We’re celebrating National Cyber Security Awareness Month (NCSAM) with a weekly series of security articles on how to improve the state of cyber security-ness.
Staying safe online has many similarities with staying safe on the line, aka tightrope walking. It involves a delicate mix of courage, foolhardiness, balance, poise, and the threat of falling to a horrible death.
There are many lists that detail the extensive do’s and don’ts on staying safe online, so I won’t repeat them. Rather, I’ve distilled what I believe to be the most important information as captured through events and conversations in my daily life.
If it’s too good to be true
Most of the time, my children make a mess in their room and despite repeated requests, I end up having to do most of the cleaning myself.
One weekend, I made a deal with them, that if they cleaned their rooms properly, I’d give them each five pounds, take them to a movie, pizza, let them have sweets and stay up late.
After an hour, their rooms looked cleaner than they had ever been.
I didn’t deliver the goods. I laughed at them and told them that if something sounds too good to be true it usually is.
This is good parenting, as it demonstrated to them that they are perfectly capable of cleaning their room, and that they should be careful as to what they believe in real life, or online and are less likely to click on a link in an email or pop-up.
Keeping software up to date
My daughter wanted a cat. Despite being allergic to cats, I agreed on the condition that I would buy the cat, but would not spend any money on buying it any cat food.
“You’re so cruel! The cat would get weak and die.” Said my daughter.
Operating systems, browsers, security software, and apps, like cats, need to be kept up to date and ‘fed’ the latest updates and patches. Neglecting to do so can cause them to grow frail and eventually die, possibly taking your business with them.
I hope my daughter remembers this lesson when she grows up, once she gets over not having a cat.
While watching Superman with my older son, he said that he wished Superman was his dad - that way he would be strong, and could fly, and have lasers shoot from his eyes.
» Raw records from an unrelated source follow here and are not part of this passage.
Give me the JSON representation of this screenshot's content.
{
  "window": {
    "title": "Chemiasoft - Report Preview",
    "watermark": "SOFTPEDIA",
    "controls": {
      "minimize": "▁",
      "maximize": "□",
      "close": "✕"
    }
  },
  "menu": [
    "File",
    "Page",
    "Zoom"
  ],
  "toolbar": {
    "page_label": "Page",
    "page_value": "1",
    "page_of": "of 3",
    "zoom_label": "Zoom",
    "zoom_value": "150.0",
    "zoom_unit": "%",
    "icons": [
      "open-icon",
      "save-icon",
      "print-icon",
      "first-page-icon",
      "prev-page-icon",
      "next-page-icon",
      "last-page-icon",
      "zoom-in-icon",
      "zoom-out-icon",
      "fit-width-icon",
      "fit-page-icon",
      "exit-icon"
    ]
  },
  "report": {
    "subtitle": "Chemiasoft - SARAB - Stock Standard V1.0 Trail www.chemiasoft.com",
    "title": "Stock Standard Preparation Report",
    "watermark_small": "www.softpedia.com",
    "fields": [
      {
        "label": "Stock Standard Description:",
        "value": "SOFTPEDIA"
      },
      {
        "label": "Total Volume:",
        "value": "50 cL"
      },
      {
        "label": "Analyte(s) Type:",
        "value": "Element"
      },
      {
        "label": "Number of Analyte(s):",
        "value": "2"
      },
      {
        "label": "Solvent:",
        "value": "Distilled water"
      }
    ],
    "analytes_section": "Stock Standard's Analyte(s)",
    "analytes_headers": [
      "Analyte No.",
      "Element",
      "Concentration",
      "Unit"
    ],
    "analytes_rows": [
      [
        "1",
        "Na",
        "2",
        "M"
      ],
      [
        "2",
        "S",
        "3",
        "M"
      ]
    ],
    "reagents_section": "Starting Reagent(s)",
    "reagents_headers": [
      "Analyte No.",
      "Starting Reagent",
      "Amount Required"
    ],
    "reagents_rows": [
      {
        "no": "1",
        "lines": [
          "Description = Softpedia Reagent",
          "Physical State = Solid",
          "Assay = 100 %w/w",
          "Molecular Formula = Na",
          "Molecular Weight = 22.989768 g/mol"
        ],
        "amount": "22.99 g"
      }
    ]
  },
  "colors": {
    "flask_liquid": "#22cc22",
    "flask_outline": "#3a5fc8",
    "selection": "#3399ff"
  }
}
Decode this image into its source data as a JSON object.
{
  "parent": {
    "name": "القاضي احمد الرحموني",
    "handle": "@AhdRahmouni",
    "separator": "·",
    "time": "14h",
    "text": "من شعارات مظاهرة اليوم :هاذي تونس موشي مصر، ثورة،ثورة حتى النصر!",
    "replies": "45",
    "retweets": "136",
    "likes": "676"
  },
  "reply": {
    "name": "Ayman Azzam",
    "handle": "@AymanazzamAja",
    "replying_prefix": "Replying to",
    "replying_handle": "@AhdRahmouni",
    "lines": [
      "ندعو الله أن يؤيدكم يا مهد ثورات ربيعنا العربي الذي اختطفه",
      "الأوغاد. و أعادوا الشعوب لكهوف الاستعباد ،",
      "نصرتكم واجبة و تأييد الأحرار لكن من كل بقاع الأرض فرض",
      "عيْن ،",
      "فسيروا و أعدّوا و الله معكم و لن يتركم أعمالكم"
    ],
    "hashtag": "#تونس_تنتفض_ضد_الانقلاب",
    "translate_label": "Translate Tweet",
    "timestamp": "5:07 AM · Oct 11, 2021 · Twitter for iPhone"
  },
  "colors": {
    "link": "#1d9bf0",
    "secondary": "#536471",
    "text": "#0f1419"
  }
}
I flexed my arm, pointed to my bicep and told him that “dad is strong”, to which he merely replied, “but you’re not Superman.”
In my mind, I immediately scrapped plans to pay for his education or buy him a nice car. It kind of works out for the best because it means I will be able to spend all that extra money on my younger son.
This is why backups are important, because you never know when the first one will fail you.
One day I decided it would be easier if I called my wife and four children all “Bob”. It was the ultimate in convenience. If I needed something I only needed to ask for Bob. Birthday cards could be recycled. I could even get bulk discounts on items such as personalised keyrings.
The day started off well, I asked Bob if she wanted a cup of tea and yelled at Bob for being late for school.
Bob was very confused about this and asked what was going on. But I didn’t have time to explain because Bob needed his feed.
In the end, all the Bob’s had enough and stopped talking to me saying using the same name for everyone was a stupid idea.
A bit like reusing the same password I guess.
While on holiday, a friend posted a few family photos on Facebook that not only included my children, but caught me before I had a chance to suck my gut in and smile properly. As a result, I came across looking like a constipated Jabba the Hut.
Wanting to avoid direct conflict, I thought the best way to make my point to him was to sneak into his room one night, take a short video of him while he was sleeping in disarray and snoring loudly, and posted it on Facebook.
The disadvantage of this approach is that I’m now I’m avoiding him and too scared to confront him directly. However, he will think twice before sharing things on social media from now on; so, from an educational point, I’ll chalk this one up as a win.